It was July 15, and Intel, the computer chip giant, had reporting robust earnings the night before. Some investors, smelling opportunity, set out to buy shares in the semiconductor company Broadcom. (Their activities were described by an investor at a major Wall Street firm who spoke on the condition of anonymity to protect his job.) The slower traders faced a quandary: If they sought to buy a large number of shares at once, they would tip their hand and risk driving up Broadcom's price. So, as is often the case on Wall Street, they divided their orders into dozens of small batches, hoping to cover their tracks. One second after the market opened, shares of Broadcom started changing hands at $26.20.

The slower traders began issuing buy orders. But rather than being shown to all potential sellers at the same time, some of those orders were most likely routed to a collection of high-frequency traders for just 30 milliseconds -- 0.03 seconds -- in what are known as flash orders. While markets are supposed to ensure transparency by showing orders to everyone simultaneously, a loophole in regulations allows marketplaces like Nasdaq to show traders some orders ahead of everyone else in exchange for a fee.

In less than half a second, high-frequency traders gained a valuable insight: The hunger for Broadcom was growing. Their computers began buying up Broadcom shares and then reselling them to the slower investors at higher prices. The overall price of Broadcom began to rise.

Soon thousands of orders began flooding the markets as high-frequency software went into high gear. Automatic programs began issuing and canceling tiny orders within milliseconds to determine how much the slower traders were willing to pay. The high-frequency computers quickly determined that some investors' upper limit was $26.40. The price shot to $26.39, and high-frequency programs began offering to sell hundreds of thousands of shares.

The result is that the slower-moving investors paid $1.4 million for about 56,000 shares, or $7,800 more than if they had been able to move as quickly as the high-frequency traders.

Multiply such trades across thousands of stocks a day, and the profits are substantial. High-frequency traders generated about $21 billion in profits last year, the Tabb Group, a research firm, estimates.

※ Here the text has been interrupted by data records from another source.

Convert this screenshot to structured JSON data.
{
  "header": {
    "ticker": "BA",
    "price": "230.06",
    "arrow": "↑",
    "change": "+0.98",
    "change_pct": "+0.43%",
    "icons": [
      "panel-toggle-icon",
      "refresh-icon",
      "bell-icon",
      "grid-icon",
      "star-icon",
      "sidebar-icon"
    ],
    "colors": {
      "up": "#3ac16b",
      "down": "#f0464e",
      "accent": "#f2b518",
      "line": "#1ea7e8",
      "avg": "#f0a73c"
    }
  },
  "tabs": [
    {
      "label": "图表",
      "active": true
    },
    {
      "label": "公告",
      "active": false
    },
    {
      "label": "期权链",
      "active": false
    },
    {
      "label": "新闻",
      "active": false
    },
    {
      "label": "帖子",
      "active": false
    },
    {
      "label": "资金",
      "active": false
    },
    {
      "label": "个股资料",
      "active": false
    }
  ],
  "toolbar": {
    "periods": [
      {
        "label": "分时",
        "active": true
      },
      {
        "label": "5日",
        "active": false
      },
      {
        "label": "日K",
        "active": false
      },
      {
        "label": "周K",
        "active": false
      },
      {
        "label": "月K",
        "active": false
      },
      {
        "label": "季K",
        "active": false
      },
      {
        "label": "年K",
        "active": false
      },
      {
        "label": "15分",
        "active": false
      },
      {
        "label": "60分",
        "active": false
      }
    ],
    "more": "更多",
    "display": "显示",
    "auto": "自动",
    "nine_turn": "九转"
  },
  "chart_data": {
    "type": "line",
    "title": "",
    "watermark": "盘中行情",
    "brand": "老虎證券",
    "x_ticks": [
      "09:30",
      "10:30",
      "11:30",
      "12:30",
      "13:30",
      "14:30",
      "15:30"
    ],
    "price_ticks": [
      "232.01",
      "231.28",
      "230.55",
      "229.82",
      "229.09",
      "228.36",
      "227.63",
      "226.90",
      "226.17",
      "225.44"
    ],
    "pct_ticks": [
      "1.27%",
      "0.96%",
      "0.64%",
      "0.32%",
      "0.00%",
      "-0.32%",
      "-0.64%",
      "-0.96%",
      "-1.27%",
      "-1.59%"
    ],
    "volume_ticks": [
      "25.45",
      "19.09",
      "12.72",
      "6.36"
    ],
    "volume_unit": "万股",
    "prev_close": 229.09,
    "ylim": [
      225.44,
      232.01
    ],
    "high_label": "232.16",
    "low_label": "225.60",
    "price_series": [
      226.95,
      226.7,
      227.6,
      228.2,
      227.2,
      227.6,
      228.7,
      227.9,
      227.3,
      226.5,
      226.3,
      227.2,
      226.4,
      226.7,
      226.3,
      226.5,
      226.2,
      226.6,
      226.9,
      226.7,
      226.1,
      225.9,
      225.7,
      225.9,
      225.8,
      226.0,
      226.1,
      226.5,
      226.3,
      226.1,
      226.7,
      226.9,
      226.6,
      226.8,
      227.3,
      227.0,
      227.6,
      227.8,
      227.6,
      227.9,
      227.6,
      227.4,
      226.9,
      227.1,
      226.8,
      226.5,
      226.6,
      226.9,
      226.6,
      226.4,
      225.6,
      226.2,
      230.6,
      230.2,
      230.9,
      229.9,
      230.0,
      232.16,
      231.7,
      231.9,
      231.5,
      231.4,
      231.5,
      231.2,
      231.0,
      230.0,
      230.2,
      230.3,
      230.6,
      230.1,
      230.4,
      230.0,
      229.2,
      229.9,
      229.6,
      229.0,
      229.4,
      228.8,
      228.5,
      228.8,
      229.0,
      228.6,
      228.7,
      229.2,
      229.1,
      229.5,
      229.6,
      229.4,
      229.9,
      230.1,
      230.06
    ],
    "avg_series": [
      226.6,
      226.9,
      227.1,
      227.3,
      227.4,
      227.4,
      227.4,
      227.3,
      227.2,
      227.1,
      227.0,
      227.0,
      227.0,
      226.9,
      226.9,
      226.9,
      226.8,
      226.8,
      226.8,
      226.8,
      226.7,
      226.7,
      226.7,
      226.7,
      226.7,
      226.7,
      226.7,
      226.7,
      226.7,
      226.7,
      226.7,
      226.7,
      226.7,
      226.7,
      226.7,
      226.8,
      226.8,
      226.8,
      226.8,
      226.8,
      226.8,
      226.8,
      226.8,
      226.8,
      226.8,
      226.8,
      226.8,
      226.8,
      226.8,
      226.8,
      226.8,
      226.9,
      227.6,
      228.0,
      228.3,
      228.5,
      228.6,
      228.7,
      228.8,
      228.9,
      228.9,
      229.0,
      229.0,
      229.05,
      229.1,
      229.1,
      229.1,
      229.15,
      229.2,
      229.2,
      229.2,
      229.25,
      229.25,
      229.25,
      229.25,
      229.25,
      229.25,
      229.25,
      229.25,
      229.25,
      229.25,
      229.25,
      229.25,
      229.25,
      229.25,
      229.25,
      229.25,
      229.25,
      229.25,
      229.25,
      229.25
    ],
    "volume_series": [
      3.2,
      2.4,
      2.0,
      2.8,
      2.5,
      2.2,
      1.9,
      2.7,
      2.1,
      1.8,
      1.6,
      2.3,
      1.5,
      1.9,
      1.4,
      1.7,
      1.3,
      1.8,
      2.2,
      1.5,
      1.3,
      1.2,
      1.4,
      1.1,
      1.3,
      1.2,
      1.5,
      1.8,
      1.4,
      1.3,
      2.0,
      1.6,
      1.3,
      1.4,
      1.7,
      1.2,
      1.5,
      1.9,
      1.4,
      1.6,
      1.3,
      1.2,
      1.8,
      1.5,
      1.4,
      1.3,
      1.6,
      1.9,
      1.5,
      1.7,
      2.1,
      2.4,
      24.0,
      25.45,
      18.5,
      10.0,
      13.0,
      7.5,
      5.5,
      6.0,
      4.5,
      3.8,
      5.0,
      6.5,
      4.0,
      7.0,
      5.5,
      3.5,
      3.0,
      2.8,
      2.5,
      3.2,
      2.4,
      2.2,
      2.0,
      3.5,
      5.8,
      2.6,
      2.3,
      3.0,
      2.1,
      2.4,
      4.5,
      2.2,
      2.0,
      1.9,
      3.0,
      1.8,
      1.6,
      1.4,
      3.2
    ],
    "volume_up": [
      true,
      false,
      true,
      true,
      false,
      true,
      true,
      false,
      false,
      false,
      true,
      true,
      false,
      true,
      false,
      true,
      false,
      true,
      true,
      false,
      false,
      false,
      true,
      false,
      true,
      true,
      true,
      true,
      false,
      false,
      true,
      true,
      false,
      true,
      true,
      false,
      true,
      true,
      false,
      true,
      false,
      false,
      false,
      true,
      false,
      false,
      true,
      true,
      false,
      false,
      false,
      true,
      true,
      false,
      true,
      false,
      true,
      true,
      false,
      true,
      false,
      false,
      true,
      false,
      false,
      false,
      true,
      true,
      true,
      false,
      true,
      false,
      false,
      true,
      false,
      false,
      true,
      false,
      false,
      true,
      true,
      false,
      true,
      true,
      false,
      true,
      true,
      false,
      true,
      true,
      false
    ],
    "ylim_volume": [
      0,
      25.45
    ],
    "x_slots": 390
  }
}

"You want to encourage innovation, and you want to reward companies that have invested in technology and ideas that make the markets more efficient," said Andrew M. Brooks, head of United States equity trading at T. Rowe Price, a mutual fund and investment company that often competes with and uses high-frequency techniques. "But we're moving toward a two-tiered marketplace of the high-frequency arbitrage guys and everyone else. People want to know they have a legitimate shot at getting a fair deal. Otherwise the markets lose their integrity."


  1. Surely the issue here is that everyone needs access to high performance execution, not that there is anything inherently wrong with it. To try to rule out this approach would be like insisting everyone stick to using the horse and cart because the car is faster.

    Low latency execution services, available as managed services to everyone, and with orders undisclosed until the point the execution algorithms are triggered, provides the answer, but it needs a genuinely peer-to-peer execution infrastructure, instead of the currently olipolistic model being promulgated by certain exchanges (especially NYSE-Euronext).

    The current tiered approach, with orders accumulated into sell-side firms, then run through their systematic internalisers, and then their own dark pools, before being finally placed out into external execution venues, doesn't serve the investor well, but the issue isn't the low-latency guys, its the structure of the market. Low latency is just a toolkit, and risk is minimised with fast infrastructure, so I think any needed reform initiatives should be focussed elsewhere.

  2. The issue is "trust".
    If small investors turn around because they feel they are dealing in a crooked system, the complete stock exchange could come to a standstill. Apparently there are no markets anymore, only interventions.